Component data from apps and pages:
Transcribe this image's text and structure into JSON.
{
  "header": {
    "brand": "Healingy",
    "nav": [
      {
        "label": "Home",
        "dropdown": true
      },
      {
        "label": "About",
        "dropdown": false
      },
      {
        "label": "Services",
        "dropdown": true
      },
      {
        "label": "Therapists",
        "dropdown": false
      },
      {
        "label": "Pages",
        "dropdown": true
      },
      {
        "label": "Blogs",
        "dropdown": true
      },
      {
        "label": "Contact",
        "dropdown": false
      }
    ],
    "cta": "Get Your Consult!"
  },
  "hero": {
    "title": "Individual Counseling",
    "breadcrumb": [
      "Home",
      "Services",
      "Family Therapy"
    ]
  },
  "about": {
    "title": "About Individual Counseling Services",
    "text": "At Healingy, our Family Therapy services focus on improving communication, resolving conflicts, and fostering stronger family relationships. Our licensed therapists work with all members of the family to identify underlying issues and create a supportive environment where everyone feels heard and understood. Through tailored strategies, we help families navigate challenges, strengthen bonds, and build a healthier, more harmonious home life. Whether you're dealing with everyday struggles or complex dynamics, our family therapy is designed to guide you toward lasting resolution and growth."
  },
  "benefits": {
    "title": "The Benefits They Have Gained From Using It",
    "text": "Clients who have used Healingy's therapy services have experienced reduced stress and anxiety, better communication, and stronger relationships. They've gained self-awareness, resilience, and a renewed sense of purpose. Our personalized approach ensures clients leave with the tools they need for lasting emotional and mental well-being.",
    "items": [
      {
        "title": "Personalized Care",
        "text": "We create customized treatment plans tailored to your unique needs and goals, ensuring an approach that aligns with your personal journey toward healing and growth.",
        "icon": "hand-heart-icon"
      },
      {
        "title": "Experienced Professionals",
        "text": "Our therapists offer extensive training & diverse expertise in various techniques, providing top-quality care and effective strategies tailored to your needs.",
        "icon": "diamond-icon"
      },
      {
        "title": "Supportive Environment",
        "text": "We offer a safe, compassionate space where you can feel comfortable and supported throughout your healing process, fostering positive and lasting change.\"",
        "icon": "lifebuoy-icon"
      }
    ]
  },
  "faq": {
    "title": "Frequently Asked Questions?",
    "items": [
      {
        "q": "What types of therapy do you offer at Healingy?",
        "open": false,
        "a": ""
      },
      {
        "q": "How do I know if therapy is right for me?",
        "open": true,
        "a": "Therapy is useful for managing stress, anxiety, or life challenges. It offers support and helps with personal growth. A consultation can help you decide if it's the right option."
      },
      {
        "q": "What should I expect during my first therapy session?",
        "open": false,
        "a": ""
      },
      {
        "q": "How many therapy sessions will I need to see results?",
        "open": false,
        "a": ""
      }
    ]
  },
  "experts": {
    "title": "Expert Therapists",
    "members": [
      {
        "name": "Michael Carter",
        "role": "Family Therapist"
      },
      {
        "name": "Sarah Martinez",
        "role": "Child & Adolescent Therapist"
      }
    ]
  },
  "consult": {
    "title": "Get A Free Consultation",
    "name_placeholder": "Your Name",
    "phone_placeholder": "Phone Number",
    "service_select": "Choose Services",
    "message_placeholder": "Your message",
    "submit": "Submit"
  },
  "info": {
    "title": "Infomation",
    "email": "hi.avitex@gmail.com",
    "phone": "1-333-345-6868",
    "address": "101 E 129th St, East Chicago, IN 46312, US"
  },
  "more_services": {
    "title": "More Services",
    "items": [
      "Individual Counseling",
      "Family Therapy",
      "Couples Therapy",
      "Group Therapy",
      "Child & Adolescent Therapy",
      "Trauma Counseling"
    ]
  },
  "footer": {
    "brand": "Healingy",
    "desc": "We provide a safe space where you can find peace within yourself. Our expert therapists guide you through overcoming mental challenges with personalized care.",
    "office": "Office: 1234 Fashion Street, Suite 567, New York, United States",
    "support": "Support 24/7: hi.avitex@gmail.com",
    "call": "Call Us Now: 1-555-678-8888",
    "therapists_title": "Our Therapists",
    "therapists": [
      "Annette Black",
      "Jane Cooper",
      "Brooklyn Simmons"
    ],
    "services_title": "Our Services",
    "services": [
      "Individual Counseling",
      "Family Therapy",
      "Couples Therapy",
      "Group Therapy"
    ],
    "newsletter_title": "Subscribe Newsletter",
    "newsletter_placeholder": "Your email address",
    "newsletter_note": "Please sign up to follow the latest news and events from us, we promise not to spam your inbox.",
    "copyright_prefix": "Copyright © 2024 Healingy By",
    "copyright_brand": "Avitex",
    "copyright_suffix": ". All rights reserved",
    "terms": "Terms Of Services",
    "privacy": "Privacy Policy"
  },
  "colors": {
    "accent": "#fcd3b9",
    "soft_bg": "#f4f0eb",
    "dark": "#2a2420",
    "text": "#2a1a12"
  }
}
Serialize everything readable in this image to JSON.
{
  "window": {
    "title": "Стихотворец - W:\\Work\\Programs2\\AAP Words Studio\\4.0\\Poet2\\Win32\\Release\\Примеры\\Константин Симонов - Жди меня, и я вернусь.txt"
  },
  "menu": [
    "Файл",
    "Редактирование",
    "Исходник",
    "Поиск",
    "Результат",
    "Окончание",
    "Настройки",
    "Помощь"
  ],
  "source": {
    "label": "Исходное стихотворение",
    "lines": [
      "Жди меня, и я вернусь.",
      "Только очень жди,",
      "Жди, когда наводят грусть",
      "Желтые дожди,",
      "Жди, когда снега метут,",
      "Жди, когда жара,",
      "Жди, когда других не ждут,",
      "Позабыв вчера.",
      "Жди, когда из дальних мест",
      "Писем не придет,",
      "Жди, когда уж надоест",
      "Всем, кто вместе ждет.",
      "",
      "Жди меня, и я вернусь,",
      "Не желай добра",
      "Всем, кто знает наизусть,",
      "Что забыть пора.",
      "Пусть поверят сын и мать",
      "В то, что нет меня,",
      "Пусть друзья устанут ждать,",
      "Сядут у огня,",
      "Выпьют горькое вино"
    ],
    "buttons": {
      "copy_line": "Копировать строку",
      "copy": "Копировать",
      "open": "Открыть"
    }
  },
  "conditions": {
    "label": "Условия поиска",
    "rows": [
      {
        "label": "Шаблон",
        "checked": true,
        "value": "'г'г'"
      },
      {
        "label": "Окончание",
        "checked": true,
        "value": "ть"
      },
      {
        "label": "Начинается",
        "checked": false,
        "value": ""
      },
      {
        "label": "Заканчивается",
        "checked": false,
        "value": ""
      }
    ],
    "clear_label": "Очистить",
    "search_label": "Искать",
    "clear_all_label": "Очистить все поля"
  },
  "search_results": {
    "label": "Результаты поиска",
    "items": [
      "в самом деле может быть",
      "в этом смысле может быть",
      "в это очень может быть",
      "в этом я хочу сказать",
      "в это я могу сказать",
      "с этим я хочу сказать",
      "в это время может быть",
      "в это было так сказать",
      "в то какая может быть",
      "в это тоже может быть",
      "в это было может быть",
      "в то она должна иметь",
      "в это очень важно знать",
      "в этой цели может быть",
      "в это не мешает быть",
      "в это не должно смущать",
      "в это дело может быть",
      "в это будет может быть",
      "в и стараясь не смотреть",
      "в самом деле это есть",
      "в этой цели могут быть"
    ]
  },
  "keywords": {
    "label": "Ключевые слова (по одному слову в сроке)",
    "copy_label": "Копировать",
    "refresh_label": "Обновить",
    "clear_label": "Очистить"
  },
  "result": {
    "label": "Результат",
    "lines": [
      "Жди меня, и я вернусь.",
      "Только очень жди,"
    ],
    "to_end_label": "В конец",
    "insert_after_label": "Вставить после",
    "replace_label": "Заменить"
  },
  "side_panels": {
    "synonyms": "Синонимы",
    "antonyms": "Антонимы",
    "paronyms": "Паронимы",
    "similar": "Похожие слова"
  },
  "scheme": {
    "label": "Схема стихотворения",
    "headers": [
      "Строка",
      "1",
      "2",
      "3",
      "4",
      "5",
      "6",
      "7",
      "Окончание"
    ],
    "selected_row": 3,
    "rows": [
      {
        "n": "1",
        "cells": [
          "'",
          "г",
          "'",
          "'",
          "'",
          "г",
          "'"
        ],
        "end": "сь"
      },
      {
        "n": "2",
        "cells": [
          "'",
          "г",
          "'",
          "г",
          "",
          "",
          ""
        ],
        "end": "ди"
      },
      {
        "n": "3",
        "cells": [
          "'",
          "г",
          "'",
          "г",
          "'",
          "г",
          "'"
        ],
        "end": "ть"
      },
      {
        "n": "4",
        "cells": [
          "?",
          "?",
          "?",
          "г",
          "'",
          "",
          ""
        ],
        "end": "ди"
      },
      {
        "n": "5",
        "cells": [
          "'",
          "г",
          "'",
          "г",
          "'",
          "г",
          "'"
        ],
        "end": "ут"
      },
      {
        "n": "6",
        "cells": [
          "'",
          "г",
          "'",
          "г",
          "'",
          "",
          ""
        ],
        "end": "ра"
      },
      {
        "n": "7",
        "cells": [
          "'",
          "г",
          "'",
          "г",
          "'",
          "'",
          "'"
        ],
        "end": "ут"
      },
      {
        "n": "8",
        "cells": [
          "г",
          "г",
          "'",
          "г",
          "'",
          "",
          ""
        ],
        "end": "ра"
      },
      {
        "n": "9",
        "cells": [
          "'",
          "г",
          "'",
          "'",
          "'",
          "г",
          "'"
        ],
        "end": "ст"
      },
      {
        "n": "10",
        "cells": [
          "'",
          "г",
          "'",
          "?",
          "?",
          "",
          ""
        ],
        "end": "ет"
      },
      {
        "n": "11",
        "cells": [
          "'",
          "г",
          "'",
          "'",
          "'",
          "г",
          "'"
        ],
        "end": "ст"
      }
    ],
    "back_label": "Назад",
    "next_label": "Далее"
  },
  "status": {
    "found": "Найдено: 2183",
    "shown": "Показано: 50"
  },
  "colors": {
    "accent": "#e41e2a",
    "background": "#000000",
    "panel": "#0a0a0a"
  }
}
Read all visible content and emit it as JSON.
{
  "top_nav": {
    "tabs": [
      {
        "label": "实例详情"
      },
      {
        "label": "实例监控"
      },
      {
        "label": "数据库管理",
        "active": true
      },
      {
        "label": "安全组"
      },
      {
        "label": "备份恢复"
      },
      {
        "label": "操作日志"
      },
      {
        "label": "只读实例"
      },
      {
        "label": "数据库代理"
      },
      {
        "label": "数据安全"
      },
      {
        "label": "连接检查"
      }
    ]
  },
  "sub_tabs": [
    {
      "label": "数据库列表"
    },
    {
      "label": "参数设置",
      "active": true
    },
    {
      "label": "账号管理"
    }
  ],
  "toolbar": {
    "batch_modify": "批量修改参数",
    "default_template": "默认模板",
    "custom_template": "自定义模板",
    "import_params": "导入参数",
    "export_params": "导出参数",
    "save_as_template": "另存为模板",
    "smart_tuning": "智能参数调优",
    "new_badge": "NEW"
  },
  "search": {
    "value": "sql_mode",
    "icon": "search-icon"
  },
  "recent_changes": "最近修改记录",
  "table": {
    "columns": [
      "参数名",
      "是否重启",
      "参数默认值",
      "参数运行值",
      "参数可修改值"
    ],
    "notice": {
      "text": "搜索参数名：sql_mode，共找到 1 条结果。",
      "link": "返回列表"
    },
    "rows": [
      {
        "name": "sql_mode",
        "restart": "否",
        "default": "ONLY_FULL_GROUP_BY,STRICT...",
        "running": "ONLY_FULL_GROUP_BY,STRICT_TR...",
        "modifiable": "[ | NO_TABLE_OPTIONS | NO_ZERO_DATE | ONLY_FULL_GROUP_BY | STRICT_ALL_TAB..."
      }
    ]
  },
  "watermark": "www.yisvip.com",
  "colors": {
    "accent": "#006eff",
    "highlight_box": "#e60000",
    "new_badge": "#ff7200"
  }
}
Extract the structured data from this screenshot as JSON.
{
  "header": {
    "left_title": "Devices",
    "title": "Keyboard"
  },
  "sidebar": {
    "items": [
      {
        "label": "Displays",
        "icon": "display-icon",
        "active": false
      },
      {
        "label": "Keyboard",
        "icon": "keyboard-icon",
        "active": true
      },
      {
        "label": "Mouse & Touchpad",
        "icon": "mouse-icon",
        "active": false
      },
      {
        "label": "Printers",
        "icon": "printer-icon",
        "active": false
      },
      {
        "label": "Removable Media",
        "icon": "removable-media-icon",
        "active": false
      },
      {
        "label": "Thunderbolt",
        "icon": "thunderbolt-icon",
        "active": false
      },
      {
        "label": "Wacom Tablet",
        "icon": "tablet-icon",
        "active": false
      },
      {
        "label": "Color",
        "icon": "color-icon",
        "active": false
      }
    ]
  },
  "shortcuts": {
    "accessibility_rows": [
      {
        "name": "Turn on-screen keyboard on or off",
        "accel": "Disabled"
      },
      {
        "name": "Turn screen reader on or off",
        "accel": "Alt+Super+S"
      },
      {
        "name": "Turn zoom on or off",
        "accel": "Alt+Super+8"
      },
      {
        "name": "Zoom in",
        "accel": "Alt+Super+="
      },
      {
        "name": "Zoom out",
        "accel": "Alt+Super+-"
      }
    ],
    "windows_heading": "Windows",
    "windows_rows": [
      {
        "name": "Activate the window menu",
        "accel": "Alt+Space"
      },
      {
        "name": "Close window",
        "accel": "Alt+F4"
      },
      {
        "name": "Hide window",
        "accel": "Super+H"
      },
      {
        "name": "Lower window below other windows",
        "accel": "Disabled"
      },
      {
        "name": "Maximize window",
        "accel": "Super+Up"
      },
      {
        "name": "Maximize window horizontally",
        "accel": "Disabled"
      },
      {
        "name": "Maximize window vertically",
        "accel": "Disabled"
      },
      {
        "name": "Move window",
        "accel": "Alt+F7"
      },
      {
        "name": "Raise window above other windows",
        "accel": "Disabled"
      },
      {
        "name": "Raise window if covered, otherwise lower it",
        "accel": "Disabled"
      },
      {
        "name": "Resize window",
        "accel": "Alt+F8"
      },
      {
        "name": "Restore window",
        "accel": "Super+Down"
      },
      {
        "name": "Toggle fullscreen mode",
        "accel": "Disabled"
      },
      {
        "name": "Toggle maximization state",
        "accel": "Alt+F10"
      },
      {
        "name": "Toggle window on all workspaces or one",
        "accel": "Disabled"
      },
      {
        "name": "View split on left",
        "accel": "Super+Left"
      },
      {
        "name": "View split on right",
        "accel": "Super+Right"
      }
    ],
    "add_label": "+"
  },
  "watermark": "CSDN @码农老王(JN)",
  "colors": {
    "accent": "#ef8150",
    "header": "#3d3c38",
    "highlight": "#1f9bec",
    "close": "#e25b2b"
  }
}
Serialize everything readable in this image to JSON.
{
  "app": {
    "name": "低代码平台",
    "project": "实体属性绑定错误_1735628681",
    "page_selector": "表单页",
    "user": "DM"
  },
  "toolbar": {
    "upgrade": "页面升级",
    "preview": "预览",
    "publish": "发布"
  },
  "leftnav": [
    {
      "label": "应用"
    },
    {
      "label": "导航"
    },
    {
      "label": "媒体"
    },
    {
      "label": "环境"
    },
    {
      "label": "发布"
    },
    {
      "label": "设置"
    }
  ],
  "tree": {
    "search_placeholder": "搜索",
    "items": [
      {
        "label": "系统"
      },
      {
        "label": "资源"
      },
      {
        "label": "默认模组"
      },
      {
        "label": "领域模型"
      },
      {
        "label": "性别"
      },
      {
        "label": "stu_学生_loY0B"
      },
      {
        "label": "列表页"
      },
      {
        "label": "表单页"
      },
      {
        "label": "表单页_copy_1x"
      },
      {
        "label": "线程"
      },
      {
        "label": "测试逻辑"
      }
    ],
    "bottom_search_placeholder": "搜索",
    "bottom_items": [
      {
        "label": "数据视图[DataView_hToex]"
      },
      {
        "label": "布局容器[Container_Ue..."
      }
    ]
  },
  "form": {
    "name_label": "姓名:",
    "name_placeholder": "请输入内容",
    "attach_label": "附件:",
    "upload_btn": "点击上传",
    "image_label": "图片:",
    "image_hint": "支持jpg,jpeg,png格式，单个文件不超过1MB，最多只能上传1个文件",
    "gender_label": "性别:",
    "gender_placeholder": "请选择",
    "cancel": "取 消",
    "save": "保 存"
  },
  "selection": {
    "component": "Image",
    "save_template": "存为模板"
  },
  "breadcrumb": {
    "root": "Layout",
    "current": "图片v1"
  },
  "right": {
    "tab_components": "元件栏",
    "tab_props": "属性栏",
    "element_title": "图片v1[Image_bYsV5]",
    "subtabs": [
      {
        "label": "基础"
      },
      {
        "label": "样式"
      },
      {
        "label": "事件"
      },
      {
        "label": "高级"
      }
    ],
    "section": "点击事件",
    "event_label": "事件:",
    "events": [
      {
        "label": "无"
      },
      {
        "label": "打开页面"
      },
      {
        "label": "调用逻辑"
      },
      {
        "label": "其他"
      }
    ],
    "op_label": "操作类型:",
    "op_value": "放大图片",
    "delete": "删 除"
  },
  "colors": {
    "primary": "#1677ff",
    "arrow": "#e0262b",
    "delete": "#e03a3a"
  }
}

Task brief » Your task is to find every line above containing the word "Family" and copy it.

Final answer »
      "Family Therapy"
    "text": "At Healingy, our Family Therapy services focus on improving communication, resolving conflicts, and fostering stronger family relationships. Our licensed therapists work with all members of the family to identify underlying issues and create a supportive environment where everyone feels heard and understood. Through tailored strategies, we help families navigate challenges, strengthen bonds, and build a healthier, more harmonious home life. Whether you're dealing with everyday struggles or complex dynamics, our family therapy is designed to guide you toward lasting resolution and growth."
        "role": "Family Therapist"
      "Family Therapy",
      "Family Therapy",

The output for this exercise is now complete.